Not when the Oxford sophomore got his first varsity start against national powerhouse Hoover.
And he certainly isn’t now, on the opposite end of that experience spectrum —the nation’s best outside linebacker heading into his senior season.
Alexander’s career began with a boom bigger than a bass line when he registered 18 tackles against the Bucs in the 2009 AHSAA Champions Challenge in Montgomery. He’d been moved from safety to linebacker just a week prior due to the Yellow Jackets’ concern about the second level of their defense.
With so much success at a young age — and even more accomplishments since — one might think he’d be cocky. Not at all.
Alexander, who just turned 17, is as reserved as they come. But he’s no respecter of persons between the lines. That’s part of the no-fear attitude he was taught as a young child playing in the Coosa Valley League, he said.
“I didn’t know I was going to get 18 (tackles),” he said. “But I knew I was going to ball out regardless.
“I’ve never been scared of anything. Them having state championships and me being a sophomore didn’t really matter to me. If you’ve got heart, you’re just going to go out there and play. I don’t have any fear.”

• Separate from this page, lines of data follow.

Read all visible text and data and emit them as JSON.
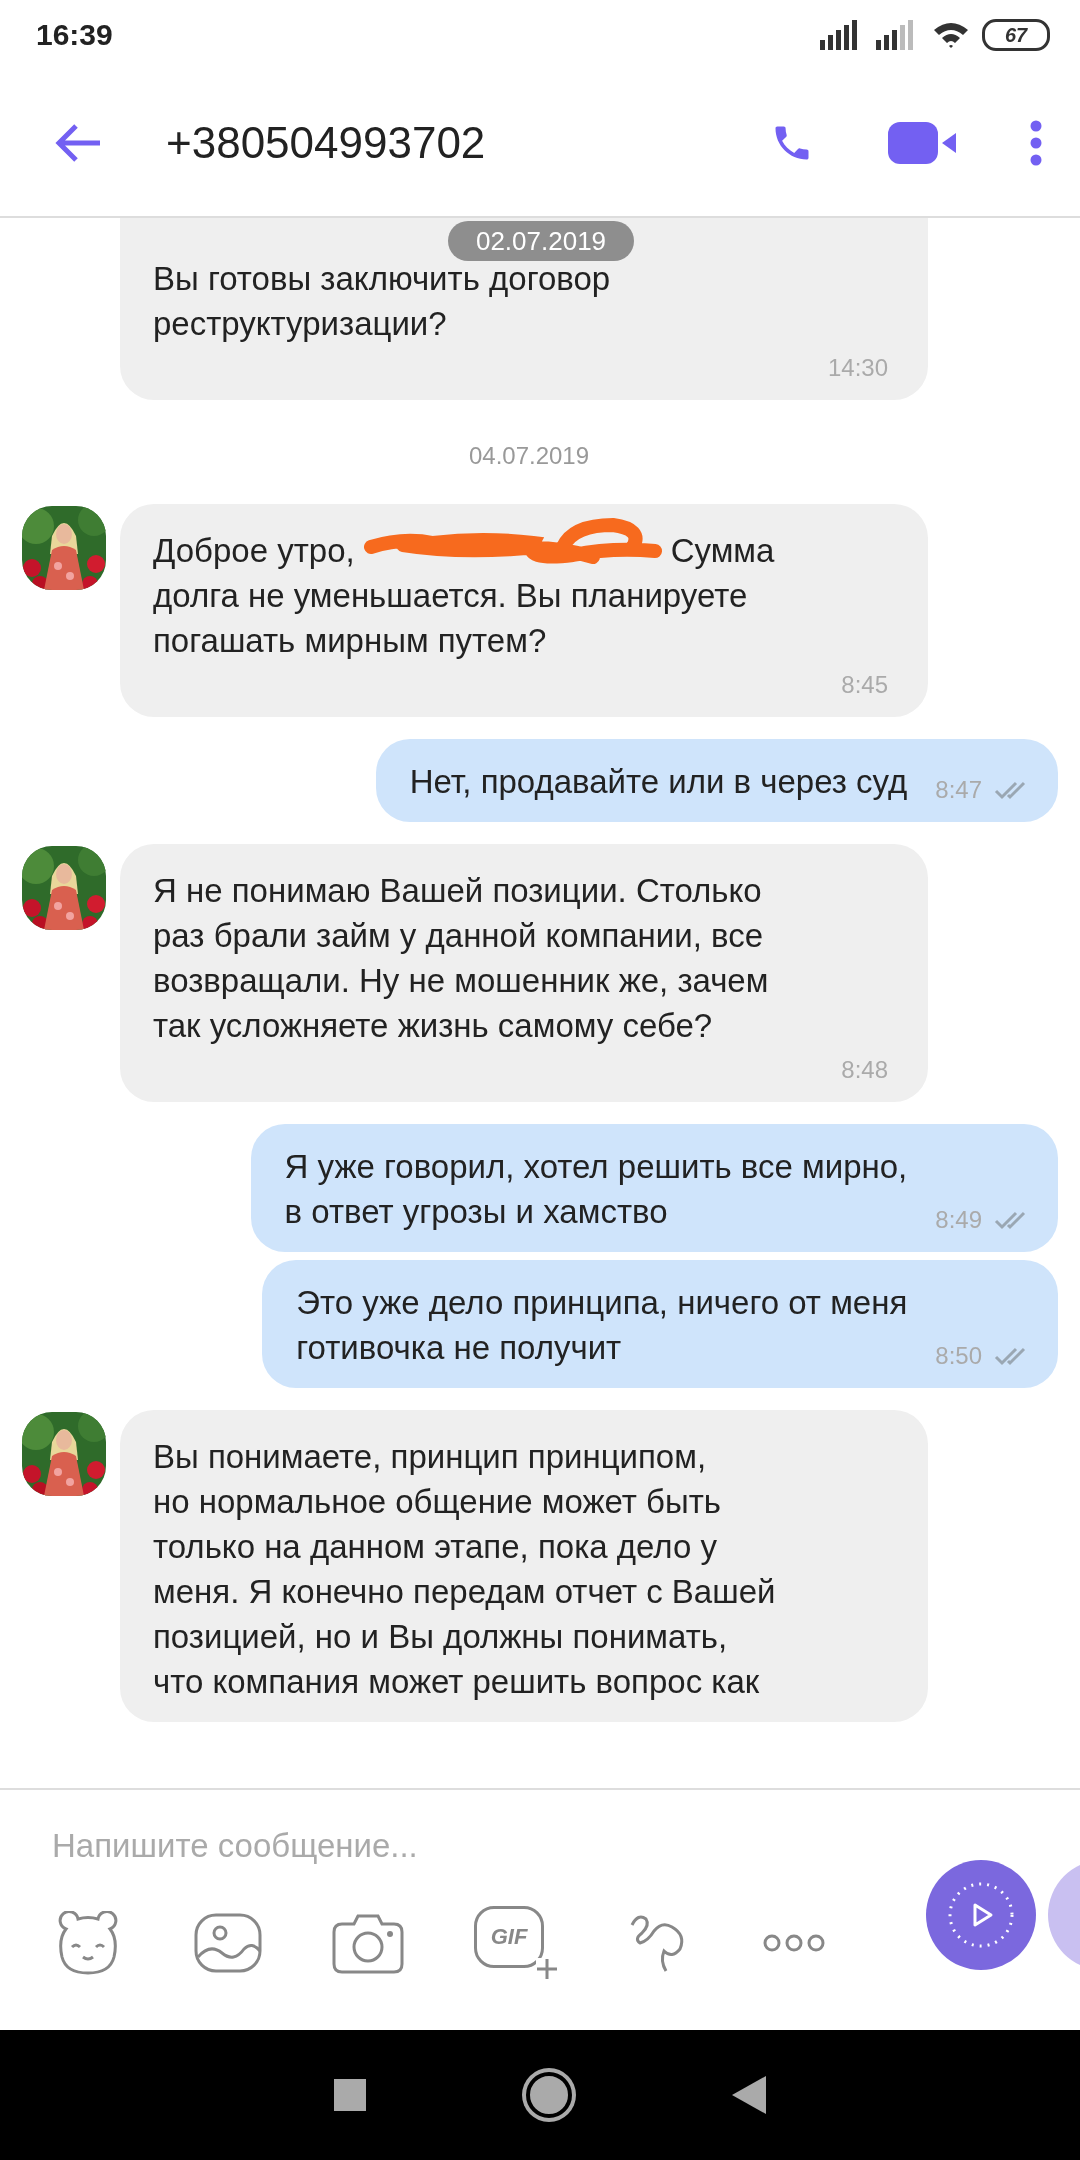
{
  "status_bar": {
    "time": "16:39",
    "battery": "67"
  },
  "header": {
    "title": "+380504993702"
  },
  "date_overlay": "02.07.2019",
  "messages": [
    {
      "kind": "in",
      "parts": [
        "Вы готовы заключить договор\nреструктуризации?"
      ],
      "time": "14:30"
    },
    {
      "kind": "date",
      "text": "04.07.2019"
    },
    {
      "kind": "in",
      "parts": [
        "Доброе утро,",
        "Сумма",
        "долга не уменьшается. Вы планируете\nпогашать мирным путем?"
      ],
      "time": "8:45"
    },
    {
      "kind": "out",
      "parts": [
        "Нет, продавайте или в через суд"
      ],
      "time": "8:47"
    },
    {
      "kind": "in",
      "parts": [
        "Я не понимаю Вашей позиции. Столько\nраз брали займ у данной компании, все\nвозвращали. Ну не мошенник же, зачем\nтак усложняете жизнь самому себе?"
      ],
      "time": "8:48"
    },
    {
      "kind": "out",
      "parts": [
        "Я уже говорил, хотел решить все мирно,\nв ответ угрозы и хамство"
      ],
      "time": "8:49"
    },
    {
      "kind": "out",
      "parts": [
        "Это уже дело принципа, ничего от меня\nготивочка не получит"
      ],
      "time": "8:50"
    },
    {
      "kind": "in",
      "parts": [
        "Вы понимаете, принцип принципом,\nно нормальное общение может быть\nтолько на данном этапе, пока дело у\nменя. Я конечно передам отчет с Вашей\nпозицией, но и Вы должны понимать,\nчто компания может решить вопрос как"
      ]
    }
  ],
  "composer": {
    "placeholder": "Напишите сообщение..."
  },
  "toolbar": [
    {
      "kind": "sticker"
    },
    {
      "kind": "gallery"
    },
    {
      "kind": "camera"
    },
    {
      "kind": "gif",
      "label": "GIF"
    },
    {
      "kind": "doodle"
    },
    {
      "kind": "more"
    }
  ]
}
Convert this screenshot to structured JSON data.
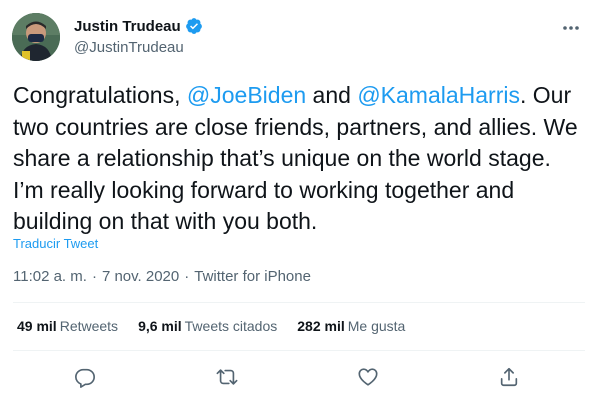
{
  "author": {
    "display_name": "Justin Trudeau",
    "handle": "@JustinTrudeau",
    "verified": true,
    "avatar_icon": "profile-photo-masked-man"
  },
  "tweet": {
    "text_before": "Congratulations, ",
    "mention_1": "@JoeBiden",
    "text_mid": " and ",
    "mention_2": "@KamalaHarris",
    "text_after": ". Our two countries are close friends, partners, and allies. We share a relationship that’s unique on the world stage. I’m really looking forward to working together and building on that with you both.",
    "translate_label": "Traducir Tweet"
  },
  "meta": {
    "time": "11:02 a. m.",
    "date": "7 nov. 2020",
    "source": "Twitter for iPhone",
    "separator": "·"
  },
  "stats": {
    "retweets_count": "49 mil",
    "retweets_label": "Retweets",
    "quotes_count": "9,6 mil",
    "quotes_label": "Tweets citados",
    "likes_count": "282 mil",
    "likes_label": "Me gusta"
  },
  "icons": {
    "more": "more-horizontal-icon",
    "reply": "reply-icon",
    "retweet": "retweet-icon",
    "like": "heart-icon",
    "share": "share-icon"
  },
  "colors": {
    "accent": "#1d9bf0",
    "text": "#0f1419",
    "secondary": "#536471",
    "divider": "#eff3f4"
  }
}
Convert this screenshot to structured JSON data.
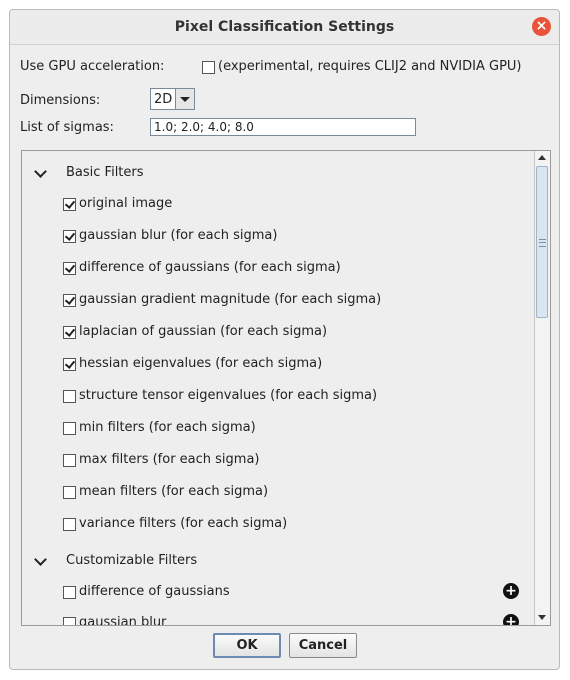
{
  "window": {
    "title": "Pixel Classification Settings"
  },
  "gpu": {
    "label": "Use GPU acceleration:",
    "checkbox_label": "(experimental, requires CLIJ2 and NVIDIA GPU)",
    "checked": false
  },
  "dimensions": {
    "label": "Dimensions:",
    "value": "2D"
  },
  "sigmas": {
    "label": "List of sigmas:",
    "value": "1.0; 2.0; 4.0; 8.0"
  },
  "basic_filters": {
    "title": "Basic Filters",
    "items": [
      {
        "label": "original image",
        "checked": true
      },
      {
        "label": "gaussian blur (for each sigma)",
        "checked": true
      },
      {
        "label": "difference of gaussians (for each sigma)",
        "checked": true
      },
      {
        "label": "gaussian gradient magnitude (for each sigma)",
        "checked": true
      },
      {
        "label": "laplacian of gaussian (for each sigma)",
        "checked": true
      },
      {
        "label": "hessian eigenvalues (for each sigma)",
        "checked": true
      },
      {
        "label": "structure tensor eigenvalues (for each sigma)",
        "checked": false
      },
      {
        "label": "min filters (for each sigma)",
        "checked": false
      },
      {
        "label": "max filters (for each sigma)",
        "checked": false
      },
      {
        "label": "mean filters (for each sigma)",
        "checked": false
      },
      {
        "label": "variance filters (for each sigma)",
        "checked": false
      }
    ]
  },
  "custom_filters": {
    "title": "Customizable Filters",
    "items": [
      {
        "label": "difference of gaussians",
        "checked": false
      },
      {
        "label": "gaussian blur",
        "checked": false
      }
    ]
  },
  "buttons": {
    "ok": "OK",
    "cancel": "Cancel"
  }
}
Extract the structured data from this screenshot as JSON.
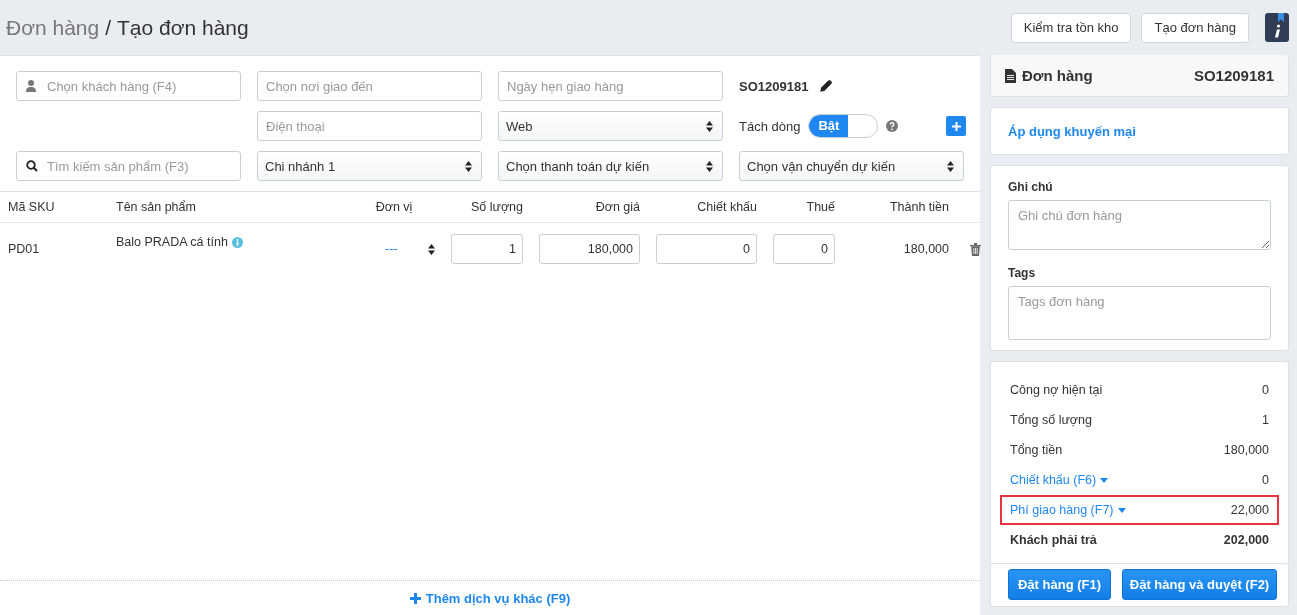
{
  "breadcrumb": {
    "parent": "Đơn hàng",
    "separator": "/",
    "current": "Tạo đơn hàng"
  },
  "header_buttons": [
    "Kiểm tra tồn kho",
    "Tạo đơn hàng"
  ],
  "form": {
    "customer": {
      "placeholder": "Chọn khách hàng (F4)"
    },
    "delivery_place": {
      "placeholder": "Chọn nơi giao đến"
    },
    "delivery_date": {
      "placeholder": "Ngày hẹn giao hàng"
    },
    "order_code": "SO1209181",
    "phone": {
      "placeholder": "Điện thoại"
    },
    "source": "Web",
    "split_lines": {
      "label": "Tách dòng",
      "toggle_label": "Bật",
      "on": true
    },
    "product_search": {
      "placeholder": "Tìm kiếm sản phẩm (F3)"
    },
    "branch": "Chi nhánh 1",
    "payment": "Chọn thanh toán dự kiến",
    "shipping": "Chọn vận chuyển dự kiến"
  },
  "table": {
    "columns": [
      "Mã SKU",
      "Tên sản phẩm",
      "Đơn vị",
      "Số lượng",
      "Đơn giá",
      "Chiết khấu",
      "Thuế",
      "Thành tiền"
    ],
    "rows": [
      {
        "sku": "PD01",
        "name": "Balo PRADA cá tính",
        "unit": "---",
        "quantity": "1",
        "price": "180,000",
        "discount": "0",
        "tax": "0",
        "total": "180,000"
      }
    ]
  },
  "add_service": "Thêm dịch vụ khác (F9)",
  "order_card": {
    "title": "Đơn hàng",
    "code": "SO1209181"
  },
  "promotion_link": "Áp dụng khuyến mại",
  "notes": {
    "label": "Ghi chú",
    "placeholder": "Ghi chú đơn hàng"
  },
  "tags": {
    "label": "Tags",
    "placeholder": "Tags đơn hàng"
  },
  "summary": [
    {
      "kind": "plain",
      "label": "Công nợ hiện tại",
      "value": "0",
      "highlighted": false
    },
    {
      "kind": "plain",
      "label": "Tổng số lượng",
      "value": "1",
      "highlighted": false
    },
    {
      "kind": "plain",
      "label": "Tổng tiền",
      "value": "180,000",
      "highlighted": false
    },
    {
      "kind": "dropdown",
      "label": "Chiết khấu (F6)",
      "value": "0",
      "highlighted": false
    },
    {
      "kind": "dropdown",
      "label": "Phí giao hàng (F7)",
      "value": "22,000",
      "highlighted": true
    },
    {
      "kind": "total",
      "label": "Khách phải trả",
      "value": "202,000",
      "highlighted": false
    }
  ],
  "actions": [
    "Đặt hàng (F1)",
    "Đặt hàng và duyệt (F2)"
  ]
}
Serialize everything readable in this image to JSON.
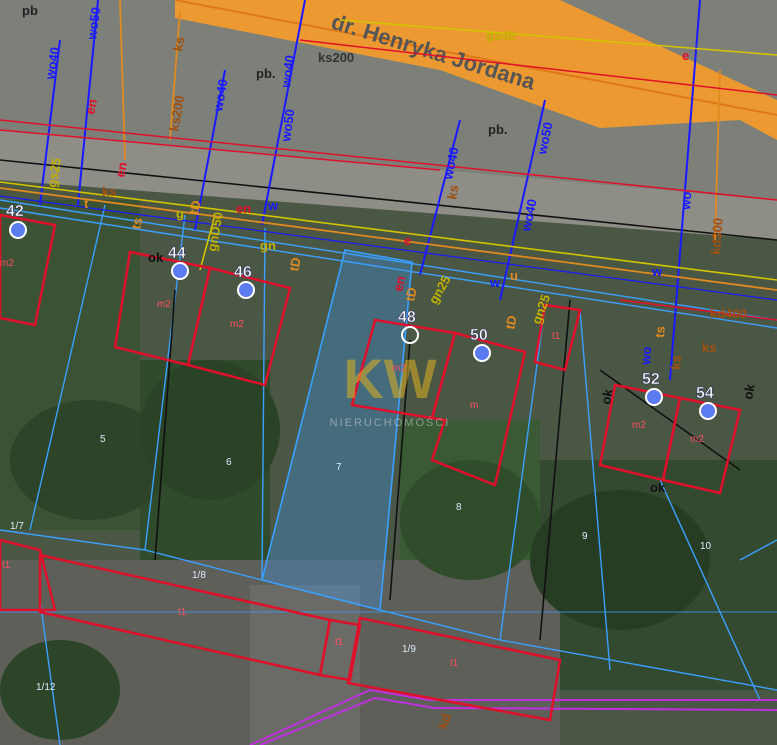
{
  "street": {
    "name": "dr. Henryka Jordana"
  },
  "colors": {
    "road": "#f29a2e",
    "parcel": "#3aa0ff",
    "building": "#e0102a",
    "water": "#1a1aff",
    "gas": "#d4c400",
    "sewer": "#b0601a",
    "power": "#e0102a",
    "telecom": "#c030e0",
    "number_dot": "#5b7cf0"
  },
  "house_numbers": [
    "42",
    "44",
    "46",
    "48",
    "50",
    "52",
    "54"
  ],
  "parcel_numbers": [
    "5",
    "6",
    "7",
    "8",
    "9",
    "10",
    "1/7",
    "1/8",
    "1/9",
    "1/12"
  ],
  "building_labels": {
    "m2": "m2",
    "m": "m",
    "t1": "t1"
  },
  "utility_labels": {
    "pb": "pb",
    "pb_dot": "pb.",
    "wo40": "wo40",
    "wo50": "wo50",
    "wo": "wo",
    "ks200": "ks200",
    "ks": "ks",
    "kd300": "kd300",
    "kd400": "kd400",
    "kd": "kd",
    "gs40": "gs40",
    "gs25": "gs25",
    "gnD50": "gnD50",
    "gn25": "gn25",
    "gn": "gn",
    "g": "g",
    "en": "en",
    "tD": "tD",
    "ts": "ts",
    "t": "t",
    "e": "e",
    "w": "w",
    "ok": "ok",
    "u": "u"
  },
  "watermark": {
    "logo": "KW",
    "text": "NIERUCHOMOŚCI"
  }
}
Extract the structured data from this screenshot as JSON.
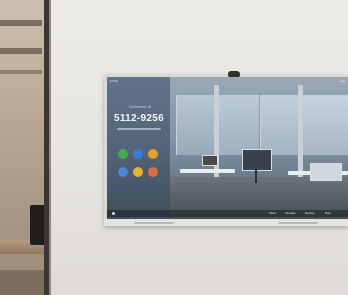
{
  "screen": {
    "meeting_label": "Conference ID",
    "meeting_id": "5112-9256",
    "status_time": "10:00",
    "status_right": "●●●",
    "apps": [
      {
        "icon": "phone-icon",
        "color": "#3fae4f"
      },
      {
        "icon": "edit-icon",
        "color": "#2f7de0"
      },
      {
        "icon": "folder-icon",
        "color": "#f0a21b"
      },
      {
        "icon": "camera-icon",
        "color": "#4a86e0"
      },
      {
        "icon": "share-icon",
        "color": "#f2b72a"
      },
      {
        "icon": "settings-icon",
        "color": "#e86d3a"
      }
    ],
    "taskbar_items": [
      "Share",
      "Annotate",
      "Meeting",
      "More"
    ]
  }
}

It wound up being the best personnel move coach John Grass and his staff ever made as Alexander went on to rack up 133 tackles, including eight sacks that season.
“He’s by far the best outside backer that I’ve ever coached,” said Grass, a 20-year veteran of the coaching business. “He’s probably one of, if not the best, defensive player I’ve ever coached.
“He’s just got that type of ability and nose for the football and desire to get to the ball and make plays. If he continues to progress, he’ll have a great career.”
While he may be the best Grass has ever coached, the question for such a big-time player is bigger than that: Is he the best player ever to come out of Calhoun County?
That’s high cotton and always debatable.
It’s a conversation to be held once his career is actually over and we can compare his body of work to the likes of former Alexandria running back Mac Campbell, the state’s all-time leading rusher with 9,839 yards.
At Anniston alone, there’s an entire catalog of greats — Eric Davis, Steve Christopher, Orlando Waters, Andra Franklin, Rodney Morris and Damien Dorsey. At one point in the 1990s, Anniston was tied with famed DeLasalle High in California for the high school with the most current players in the NFL.
But even with all that said, it’d be hard to argue that Alexander isn’t the biggest recruit to ever come out of the county especially in this Rivals-Scout-ESPN world of Webzines dedicated solely to tracking the careers of prep prospects.
“We knew coming into that year (Alexander’s sophomore season) that he had a lot of ability, and that if he progressed as a player he was going to be a D-1 guy,” Grass said. “He has all the parameters — his height, weight, speed all those things. And he had great sophomore tape.”
Following his sophomore season, Alexander was offered by then-defending national champion Alabama as were talented classmates defensive back/wide receiver Trae Elston and offensive lineman Michael Flint; Alexander, however, was always considered the gem of the bunch.
The only knock against him — if you consider it a knock — would be his size.
Some say he’s small for a linebacker and might be better suited at the next level for safety. His stature is a non-factor to him and the coaching staff; Grass said he’s yet to hit his growth spurt and could easily be 230-240 pounds in a couple years.
“I know I’m going to get bigger in college, but I use my size to my advantage,” said Alexander, who said he admires NFL linebacker Ray Lewis’ style of play. “I’m faster than most offensive linemen and if they get to me, my hands are quicker than theirs.”
He played it low-key this summer spending most of his time engaged in team activities with the Yellow Jackets as they prepared to improve upon their 7-5 mark from last year, which ended with a 23-21 loss to rival Gadsden City on the road.
When he did venture out this summer, he showed out, winning Co-MVP at the Nike Football Training Camp in Georgia then participated in The Opening, a Nike sponsored 7-on-7 to which an invite was only extended to the nation’s players ranked in the ESPN top 150. Elston also participated.
He’s dwindled his list of suitors down to six who remain in contention for his signature come National Signing Day in early February, when he said he’ll announce his intentions. The list includes Alabama, Auburn, LSU, Miami, Oregon and Florida State.
“I stay humble and just be me,” he said. “I’ll never change. Some people never get this opportunity. I’m just real with it.”
Although people know who he is virtually anywhere he goes and he’s often asked for his autograph, he remains the same ‘ole Kwon— cooler than air-conditioning off the field more vicious than Sid on it.
“There’s a lot of weight that comes along with the notoriety that he’s gotten, but I think he’s handled it well because he does produce,” Grass said.
Same way he did the first time he ever stepped onto the field as a starter in a varsity game.
Nick Birdsong can be reached at 256-235-3575. Follow him on Twitter @birds_word.